They had six children. The first birth was a set of twin boys that died at birth. They were followed by three boys and one girl. Mina died at the age of 52 from cardiac complications from an affliction known as St. Vitus Dance, which she acquired as a child.

I never knew Grandma Mina, and very vaguely remember going to Grandpa Knudt's funeral. We were living in South Dakota at the time and it was winter. My father was notified of his father's death and we immediately packed the car, a 1953 Hudson, piled in and took off on a 350 mile trip. I remember it being very dark out, nighttime I suppose, and driving through a very heavy snowstorm. I so vividly remember the huge flakes flying at the windshield and it being very difficult to see. I will never forget as we got within just a few miles of our destination out of the ditch came a white horse and ran in front of the car. I remember being thrown into the dash as my father slammed on the brakes to avoid hitting the horse. It was obviously someone's horse who had gotten out of the pasture or barn, was confused and running with the storm.

Have I bored you enough yet? or do you want to hear more.


harrietv said...

I want to hear more, and I'm sure I'm not the only one. (You know me as l'empress.)

Anonymous said...

Me, too! I want more. I love these stories, living history. :-) Mel

Shear said...

I love these stories too!

Meggie Lou said...

Isn't that wonderful? To have such memories. I laughed when I read about how your father tried not to hit a white horse in a "blizzard" and you got thrown into the windshield. No seat belts back then. My sister and I used to jump back and forth in between the bench seats in our station wagon. Loved your post today.

Anonymous said...
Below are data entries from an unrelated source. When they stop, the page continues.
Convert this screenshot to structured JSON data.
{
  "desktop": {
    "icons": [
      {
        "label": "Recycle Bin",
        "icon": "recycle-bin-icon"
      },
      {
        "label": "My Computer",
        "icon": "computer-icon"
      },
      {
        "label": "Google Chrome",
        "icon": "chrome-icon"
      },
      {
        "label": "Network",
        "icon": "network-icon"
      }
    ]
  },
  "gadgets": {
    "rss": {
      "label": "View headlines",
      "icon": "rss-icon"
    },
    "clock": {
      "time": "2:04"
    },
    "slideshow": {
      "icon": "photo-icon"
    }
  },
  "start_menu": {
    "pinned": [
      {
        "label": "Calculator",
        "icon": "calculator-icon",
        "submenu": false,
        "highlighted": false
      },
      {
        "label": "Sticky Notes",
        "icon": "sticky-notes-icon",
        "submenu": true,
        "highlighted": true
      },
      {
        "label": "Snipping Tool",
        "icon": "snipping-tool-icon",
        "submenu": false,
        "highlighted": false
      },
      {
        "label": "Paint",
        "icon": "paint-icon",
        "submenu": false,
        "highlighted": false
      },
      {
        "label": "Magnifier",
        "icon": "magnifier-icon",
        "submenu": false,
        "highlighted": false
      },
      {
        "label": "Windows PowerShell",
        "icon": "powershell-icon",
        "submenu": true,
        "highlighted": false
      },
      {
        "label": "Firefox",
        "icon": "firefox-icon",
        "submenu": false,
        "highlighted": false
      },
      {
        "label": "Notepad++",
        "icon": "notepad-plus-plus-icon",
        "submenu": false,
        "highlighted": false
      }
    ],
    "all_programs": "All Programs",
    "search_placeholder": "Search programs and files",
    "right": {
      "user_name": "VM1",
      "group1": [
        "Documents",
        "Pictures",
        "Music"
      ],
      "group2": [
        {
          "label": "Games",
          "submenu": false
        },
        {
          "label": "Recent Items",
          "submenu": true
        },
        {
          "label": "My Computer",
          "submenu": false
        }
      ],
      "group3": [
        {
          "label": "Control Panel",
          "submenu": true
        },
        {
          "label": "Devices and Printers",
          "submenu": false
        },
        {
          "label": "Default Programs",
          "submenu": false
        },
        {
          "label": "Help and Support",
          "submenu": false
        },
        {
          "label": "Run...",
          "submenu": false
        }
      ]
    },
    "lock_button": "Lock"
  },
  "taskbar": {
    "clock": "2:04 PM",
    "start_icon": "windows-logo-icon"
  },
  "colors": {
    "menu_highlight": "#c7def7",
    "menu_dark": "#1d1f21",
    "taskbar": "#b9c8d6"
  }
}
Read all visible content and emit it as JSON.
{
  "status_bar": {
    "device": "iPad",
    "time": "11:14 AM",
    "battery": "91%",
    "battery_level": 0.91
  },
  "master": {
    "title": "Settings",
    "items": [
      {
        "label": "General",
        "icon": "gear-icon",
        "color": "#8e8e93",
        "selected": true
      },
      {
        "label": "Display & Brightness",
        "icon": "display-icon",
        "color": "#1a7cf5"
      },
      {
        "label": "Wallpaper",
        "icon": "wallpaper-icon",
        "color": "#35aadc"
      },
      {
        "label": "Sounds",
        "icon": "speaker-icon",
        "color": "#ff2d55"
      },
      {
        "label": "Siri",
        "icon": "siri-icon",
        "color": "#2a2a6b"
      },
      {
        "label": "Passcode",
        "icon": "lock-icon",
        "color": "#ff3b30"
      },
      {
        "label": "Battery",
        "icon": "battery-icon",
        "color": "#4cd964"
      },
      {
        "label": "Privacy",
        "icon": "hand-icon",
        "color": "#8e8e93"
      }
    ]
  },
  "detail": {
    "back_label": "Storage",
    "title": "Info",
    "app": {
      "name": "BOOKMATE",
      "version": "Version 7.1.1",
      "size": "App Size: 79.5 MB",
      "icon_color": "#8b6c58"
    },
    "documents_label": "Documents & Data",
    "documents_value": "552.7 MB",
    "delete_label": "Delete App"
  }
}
I absolutely want to hear more! I'm so jealous of all the pictures you have to document your life and family's. Inspires me to take more pictures so my boys will have them when they are older and telling stories from their past.

Jo said...

that was me....anonymous above.

Anonymous said...

Cool... or Cold.. I love your stories! Don't stop